(Dataset rows describing interfaces)
--

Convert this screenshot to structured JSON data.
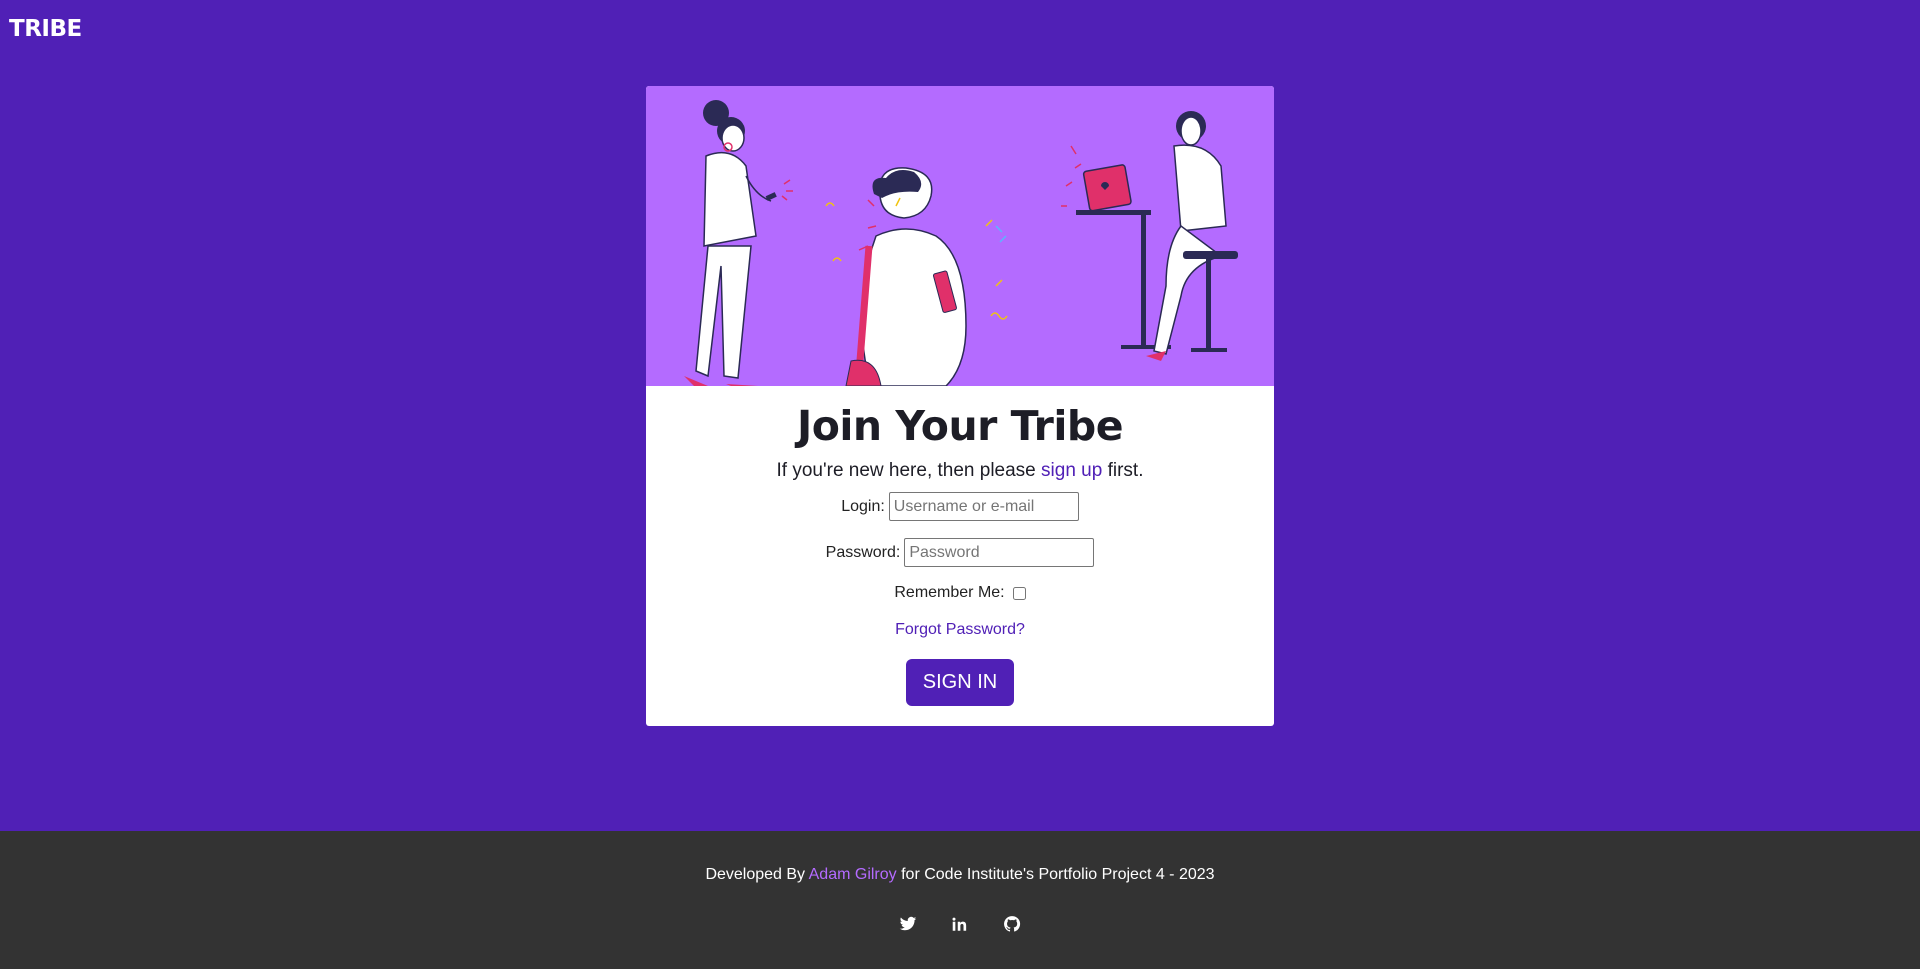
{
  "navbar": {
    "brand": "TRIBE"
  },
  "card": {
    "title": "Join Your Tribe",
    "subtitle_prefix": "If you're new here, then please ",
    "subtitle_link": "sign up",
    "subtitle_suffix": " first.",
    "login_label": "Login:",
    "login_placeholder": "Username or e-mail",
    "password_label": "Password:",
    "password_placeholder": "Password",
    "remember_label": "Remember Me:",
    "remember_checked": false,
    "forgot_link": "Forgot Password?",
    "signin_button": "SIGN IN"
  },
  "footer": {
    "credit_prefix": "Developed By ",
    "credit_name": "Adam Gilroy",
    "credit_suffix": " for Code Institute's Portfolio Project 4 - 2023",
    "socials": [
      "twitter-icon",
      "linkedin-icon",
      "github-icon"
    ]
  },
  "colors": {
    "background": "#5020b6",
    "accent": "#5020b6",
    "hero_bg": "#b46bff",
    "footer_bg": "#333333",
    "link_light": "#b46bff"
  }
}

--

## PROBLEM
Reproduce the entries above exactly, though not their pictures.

## OUTPUT FOR THIS TASK
Convert this screenshot to structured JSON data.
{
  "navbar": {
    "brand": "TRIBE"
  },
  "card": {
    "title": "Join Your Tribe",
    "subtitle_prefix": "If you're new here, then please ",
    "subtitle_link": "sign up",
    "subtitle_suffix": " first.",
    "login_label": "Login:",
    "login_placeholder": "Username or e-mail",
    "password_label": "Password:",
    "password_placeholder": "Password",
    "remember_label": "Remember Me:",
    "remember_checked": false,
    "forgot_link": "Forgot Password?",
    "signin_button": "SIGN IN"
  },
  "footer": {
    "credit_prefix": "Developed By ",
    "credit_name": "Adam Gilroy",
    "credit_suffix": " for Code Institute's Portfolio Project 4 - 2023",
    "socials": [
      "twitter-icon",
      "linkedin-icon",
      "github-icon"
    ]
  },
  "colors": {
    "background": "#5020b6",
    "accent": "#5020b6",
    "hero_bg": "#b46bff",
    "footer_bg": "#333333",
    "link_light": "#b46bff"
  }
}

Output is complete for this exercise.